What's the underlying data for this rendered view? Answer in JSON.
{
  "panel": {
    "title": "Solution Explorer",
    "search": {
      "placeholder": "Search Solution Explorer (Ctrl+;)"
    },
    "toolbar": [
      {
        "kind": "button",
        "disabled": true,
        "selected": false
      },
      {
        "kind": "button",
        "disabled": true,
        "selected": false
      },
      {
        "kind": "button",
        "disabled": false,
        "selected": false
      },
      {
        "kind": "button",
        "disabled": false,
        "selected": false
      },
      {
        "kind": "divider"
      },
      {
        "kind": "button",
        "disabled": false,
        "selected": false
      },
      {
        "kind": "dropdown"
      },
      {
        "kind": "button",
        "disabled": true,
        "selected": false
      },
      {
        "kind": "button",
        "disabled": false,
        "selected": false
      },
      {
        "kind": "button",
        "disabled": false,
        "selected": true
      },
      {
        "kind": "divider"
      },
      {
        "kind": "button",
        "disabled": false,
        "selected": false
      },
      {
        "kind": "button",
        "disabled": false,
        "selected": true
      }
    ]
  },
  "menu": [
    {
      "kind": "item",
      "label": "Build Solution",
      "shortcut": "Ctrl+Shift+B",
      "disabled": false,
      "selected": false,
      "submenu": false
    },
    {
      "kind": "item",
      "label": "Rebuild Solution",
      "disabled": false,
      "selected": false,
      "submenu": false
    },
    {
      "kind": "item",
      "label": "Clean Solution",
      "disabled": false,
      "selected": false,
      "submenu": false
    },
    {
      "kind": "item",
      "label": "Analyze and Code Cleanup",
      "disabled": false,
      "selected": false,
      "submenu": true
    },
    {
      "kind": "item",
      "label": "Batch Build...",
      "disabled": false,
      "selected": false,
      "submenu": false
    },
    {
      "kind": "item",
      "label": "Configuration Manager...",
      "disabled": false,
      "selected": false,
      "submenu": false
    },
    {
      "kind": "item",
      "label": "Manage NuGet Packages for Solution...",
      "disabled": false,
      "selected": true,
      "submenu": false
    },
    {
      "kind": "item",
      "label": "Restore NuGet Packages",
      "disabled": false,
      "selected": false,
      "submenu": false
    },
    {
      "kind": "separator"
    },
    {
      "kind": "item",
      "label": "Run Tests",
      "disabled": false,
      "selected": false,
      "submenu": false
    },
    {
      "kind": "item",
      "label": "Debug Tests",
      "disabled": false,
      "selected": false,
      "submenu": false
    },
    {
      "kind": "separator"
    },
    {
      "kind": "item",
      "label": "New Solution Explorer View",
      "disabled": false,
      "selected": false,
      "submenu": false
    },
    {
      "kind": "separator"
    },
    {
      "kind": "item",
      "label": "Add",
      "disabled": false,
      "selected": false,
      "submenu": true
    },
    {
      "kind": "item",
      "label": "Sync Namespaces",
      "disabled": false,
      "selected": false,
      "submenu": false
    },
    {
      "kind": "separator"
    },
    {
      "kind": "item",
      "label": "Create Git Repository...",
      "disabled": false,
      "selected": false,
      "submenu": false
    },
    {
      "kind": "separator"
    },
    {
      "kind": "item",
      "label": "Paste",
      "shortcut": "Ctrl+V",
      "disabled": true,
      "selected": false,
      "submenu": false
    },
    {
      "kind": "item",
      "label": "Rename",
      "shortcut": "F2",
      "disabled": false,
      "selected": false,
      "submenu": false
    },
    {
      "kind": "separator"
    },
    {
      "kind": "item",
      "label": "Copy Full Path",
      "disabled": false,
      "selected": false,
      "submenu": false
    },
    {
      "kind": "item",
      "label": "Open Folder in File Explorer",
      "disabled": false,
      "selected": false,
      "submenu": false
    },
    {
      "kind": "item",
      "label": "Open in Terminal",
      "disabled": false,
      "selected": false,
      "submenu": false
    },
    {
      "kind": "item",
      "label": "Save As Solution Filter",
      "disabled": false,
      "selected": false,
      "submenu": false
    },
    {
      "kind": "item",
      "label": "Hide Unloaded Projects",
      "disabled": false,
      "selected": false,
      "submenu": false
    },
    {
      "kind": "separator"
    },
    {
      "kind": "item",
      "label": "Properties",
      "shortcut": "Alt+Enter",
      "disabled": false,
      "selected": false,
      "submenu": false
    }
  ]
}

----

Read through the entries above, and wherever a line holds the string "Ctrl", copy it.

SOLVED PROBLEM
      "placeholder": "Search Solution Explorer (Ctrl+;)"
      "shortcut": "Ctrl+Shift+B",
      "shortcut": "Ctrl+V",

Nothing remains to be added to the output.